It has taken me several years to improve and get my health back to something manageable, but now, as long as I continue to manage my time and energy expenditure, I am able to live life my way. I’ve been able to use my experiences as someone with an invisible chronic illness to shape the message of my music. Occasionally, when things outside of my control come into play, I am still caught out by it and reminded of how bad my condition can be. A recent holiday turned into a nightmare when we suffered a 27-hour delay which sapped all the energy I had meticulously saved, and put me in a wheelchair for two weeks.
The music came as I was starting to see an improved quality to my life. I began to look to the future and what I wanted to do, which was to return to singing. Only this time, I decided I wanted to sing my own songs that reflected my life more.
I was very lucky to stumble across the Steelworks Studios and Eliot Kennedy, a Grammy award-winning and Ivor Novello-winning writer and producer based in my hometown of Sheffield. Together, my Metamorphose album was created, featuring two songs relating to my ME, chronic illness, and mental health.
The music I created, as my stage act Alice’s Night Circus, felt very much like me finally finding my feet, and coming to terms with the changes that had taken place during my life – so the name Metamorphose seemed appropriate. I have indeed changed from that energetic pre-teen I once was, through being nearly bedridden, to where I am now. I get to travel the country playing gigs, meeting some of the most incredibly creative people I have ever come across, and have even been featured in the unique book The Imaginarium by fine art photographer Gary Nicholls. I have the most wonderfully supportive and dedicated fans that anyone could ever ask for, and I’m so thankful to have learned everything I have, because it’s made me who I am today.
Julia’s long road to a correct diagnosis of ME is, unfortunately, not uncommon. This debilitating condition can have far reaching effects, and leave those affected with mental health problems. Julia finding her passion and learning sustainable ways of managing her energy is inspiring – it can give hope by showing what is possible.
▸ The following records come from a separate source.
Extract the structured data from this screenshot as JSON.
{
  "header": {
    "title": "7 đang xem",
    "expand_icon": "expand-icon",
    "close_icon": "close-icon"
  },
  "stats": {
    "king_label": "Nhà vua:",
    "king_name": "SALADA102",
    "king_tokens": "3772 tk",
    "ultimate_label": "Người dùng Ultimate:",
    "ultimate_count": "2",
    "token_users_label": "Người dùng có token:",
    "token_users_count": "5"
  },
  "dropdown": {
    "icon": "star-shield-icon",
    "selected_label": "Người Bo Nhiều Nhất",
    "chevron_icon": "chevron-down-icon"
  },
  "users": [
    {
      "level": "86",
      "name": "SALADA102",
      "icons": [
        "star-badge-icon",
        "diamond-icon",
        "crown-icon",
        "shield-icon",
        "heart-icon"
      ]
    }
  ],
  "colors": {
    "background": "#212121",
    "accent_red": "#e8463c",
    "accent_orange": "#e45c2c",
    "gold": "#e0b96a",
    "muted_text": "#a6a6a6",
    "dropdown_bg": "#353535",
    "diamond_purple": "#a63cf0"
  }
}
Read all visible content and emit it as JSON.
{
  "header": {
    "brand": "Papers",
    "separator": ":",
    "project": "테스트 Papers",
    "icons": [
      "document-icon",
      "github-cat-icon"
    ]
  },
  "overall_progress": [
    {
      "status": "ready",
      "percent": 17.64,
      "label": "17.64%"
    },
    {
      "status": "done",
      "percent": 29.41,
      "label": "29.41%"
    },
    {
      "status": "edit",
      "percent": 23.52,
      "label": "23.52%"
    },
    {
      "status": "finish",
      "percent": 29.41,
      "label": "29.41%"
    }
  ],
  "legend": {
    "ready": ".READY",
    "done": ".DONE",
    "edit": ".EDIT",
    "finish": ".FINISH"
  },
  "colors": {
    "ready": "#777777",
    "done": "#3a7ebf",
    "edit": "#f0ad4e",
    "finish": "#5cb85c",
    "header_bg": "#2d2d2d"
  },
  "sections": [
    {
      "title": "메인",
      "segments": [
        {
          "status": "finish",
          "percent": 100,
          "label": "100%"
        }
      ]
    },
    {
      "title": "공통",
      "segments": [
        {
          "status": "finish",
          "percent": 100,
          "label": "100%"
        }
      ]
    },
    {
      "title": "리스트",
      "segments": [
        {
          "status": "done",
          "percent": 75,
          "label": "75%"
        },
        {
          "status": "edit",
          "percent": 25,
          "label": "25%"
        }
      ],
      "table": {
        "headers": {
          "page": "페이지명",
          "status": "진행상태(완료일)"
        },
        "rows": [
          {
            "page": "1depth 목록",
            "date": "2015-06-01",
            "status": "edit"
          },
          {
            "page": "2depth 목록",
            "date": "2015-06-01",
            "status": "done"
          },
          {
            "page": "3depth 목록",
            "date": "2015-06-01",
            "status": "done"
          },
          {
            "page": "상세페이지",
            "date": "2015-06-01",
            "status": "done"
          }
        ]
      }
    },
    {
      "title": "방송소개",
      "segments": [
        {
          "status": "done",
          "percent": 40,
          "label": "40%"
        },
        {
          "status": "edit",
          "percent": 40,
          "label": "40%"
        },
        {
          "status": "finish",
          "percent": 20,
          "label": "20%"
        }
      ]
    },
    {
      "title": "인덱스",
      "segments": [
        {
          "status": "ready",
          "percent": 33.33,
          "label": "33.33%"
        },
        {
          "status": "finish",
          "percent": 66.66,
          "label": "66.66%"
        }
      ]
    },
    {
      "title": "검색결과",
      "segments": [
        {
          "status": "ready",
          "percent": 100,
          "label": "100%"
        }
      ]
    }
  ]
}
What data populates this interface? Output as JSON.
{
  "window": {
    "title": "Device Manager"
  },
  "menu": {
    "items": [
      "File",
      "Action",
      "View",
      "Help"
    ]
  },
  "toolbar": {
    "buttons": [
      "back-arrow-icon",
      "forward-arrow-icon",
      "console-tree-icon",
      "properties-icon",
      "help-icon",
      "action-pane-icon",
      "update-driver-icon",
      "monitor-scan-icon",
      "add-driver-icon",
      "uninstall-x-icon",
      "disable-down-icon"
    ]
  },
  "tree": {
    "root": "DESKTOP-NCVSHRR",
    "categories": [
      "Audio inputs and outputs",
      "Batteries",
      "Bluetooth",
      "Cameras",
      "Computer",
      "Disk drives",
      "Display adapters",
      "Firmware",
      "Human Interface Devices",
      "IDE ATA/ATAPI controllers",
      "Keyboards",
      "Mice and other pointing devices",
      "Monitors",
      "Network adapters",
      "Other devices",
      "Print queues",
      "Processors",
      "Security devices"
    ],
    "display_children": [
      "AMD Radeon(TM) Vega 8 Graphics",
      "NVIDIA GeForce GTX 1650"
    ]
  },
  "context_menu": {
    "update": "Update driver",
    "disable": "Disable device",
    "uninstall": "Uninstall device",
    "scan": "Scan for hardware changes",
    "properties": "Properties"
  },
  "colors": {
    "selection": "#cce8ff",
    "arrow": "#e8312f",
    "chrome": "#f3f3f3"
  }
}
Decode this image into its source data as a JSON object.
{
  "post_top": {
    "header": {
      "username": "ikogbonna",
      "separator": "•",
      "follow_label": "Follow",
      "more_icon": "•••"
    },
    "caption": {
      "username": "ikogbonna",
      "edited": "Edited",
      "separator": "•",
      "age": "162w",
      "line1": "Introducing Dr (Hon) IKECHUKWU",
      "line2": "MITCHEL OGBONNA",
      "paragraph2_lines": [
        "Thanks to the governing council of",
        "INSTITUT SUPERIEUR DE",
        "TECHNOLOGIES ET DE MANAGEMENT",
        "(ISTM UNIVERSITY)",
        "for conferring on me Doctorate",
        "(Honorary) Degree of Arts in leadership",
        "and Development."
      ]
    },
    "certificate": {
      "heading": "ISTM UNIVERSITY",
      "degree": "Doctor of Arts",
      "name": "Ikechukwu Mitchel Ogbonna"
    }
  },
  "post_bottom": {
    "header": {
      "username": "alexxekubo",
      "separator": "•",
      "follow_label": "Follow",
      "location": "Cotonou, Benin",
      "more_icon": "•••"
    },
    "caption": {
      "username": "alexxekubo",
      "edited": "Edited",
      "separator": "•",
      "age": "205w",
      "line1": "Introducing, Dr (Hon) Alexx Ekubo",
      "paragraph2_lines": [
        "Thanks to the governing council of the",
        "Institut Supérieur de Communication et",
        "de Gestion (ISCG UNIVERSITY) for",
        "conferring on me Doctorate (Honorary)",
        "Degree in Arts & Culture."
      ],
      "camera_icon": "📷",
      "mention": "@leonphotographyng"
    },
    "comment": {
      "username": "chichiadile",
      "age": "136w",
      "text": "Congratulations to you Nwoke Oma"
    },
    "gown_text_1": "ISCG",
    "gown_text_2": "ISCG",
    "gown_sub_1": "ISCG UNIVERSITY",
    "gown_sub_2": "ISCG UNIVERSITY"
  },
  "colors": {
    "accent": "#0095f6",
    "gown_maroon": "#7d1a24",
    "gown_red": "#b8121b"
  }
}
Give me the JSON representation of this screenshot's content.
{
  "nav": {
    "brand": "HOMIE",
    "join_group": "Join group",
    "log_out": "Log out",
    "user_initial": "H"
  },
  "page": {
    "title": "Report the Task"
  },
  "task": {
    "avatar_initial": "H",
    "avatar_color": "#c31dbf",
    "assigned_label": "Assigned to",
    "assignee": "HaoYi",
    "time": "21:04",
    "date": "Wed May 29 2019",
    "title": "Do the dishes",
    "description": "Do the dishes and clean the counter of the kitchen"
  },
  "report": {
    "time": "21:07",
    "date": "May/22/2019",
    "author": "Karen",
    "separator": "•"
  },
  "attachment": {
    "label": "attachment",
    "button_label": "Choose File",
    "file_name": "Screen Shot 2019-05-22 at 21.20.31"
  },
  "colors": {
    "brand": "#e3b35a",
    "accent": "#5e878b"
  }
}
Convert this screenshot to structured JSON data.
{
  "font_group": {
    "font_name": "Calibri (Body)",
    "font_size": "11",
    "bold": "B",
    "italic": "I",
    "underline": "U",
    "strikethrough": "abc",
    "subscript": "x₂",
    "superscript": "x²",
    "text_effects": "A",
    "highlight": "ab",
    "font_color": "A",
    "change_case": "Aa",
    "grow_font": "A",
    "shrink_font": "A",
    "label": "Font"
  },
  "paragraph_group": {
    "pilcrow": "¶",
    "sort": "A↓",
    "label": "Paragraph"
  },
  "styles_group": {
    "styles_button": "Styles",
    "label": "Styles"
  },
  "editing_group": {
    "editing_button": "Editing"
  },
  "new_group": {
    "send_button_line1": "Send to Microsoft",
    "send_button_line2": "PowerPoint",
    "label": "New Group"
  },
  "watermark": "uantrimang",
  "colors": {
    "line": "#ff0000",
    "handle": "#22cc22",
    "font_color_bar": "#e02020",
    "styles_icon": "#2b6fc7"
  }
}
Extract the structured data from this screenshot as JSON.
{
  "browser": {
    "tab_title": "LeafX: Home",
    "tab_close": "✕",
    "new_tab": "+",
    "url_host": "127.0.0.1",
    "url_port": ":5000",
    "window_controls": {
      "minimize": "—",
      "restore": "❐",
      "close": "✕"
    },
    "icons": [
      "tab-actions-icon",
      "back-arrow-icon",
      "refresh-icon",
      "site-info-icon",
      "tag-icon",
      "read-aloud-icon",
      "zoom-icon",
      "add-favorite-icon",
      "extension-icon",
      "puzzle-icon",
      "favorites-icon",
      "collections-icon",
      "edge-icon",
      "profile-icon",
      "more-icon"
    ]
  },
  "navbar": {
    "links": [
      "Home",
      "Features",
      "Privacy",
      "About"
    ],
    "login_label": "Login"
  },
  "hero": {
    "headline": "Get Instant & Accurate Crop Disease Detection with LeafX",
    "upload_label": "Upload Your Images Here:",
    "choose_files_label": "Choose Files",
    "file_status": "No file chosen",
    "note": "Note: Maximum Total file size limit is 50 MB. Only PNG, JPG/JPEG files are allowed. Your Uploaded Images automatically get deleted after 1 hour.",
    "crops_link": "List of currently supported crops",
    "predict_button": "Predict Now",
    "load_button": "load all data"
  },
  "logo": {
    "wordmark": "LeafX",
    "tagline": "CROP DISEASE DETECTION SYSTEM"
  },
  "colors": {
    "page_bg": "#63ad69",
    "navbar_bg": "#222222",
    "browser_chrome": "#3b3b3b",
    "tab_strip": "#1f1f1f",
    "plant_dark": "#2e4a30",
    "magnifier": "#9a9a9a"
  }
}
I hope Julia’s story will encourage others to find what it is that makes their heart sing, and how they can both accept their condition, and find ways to live fulfilling and enjoyable lives.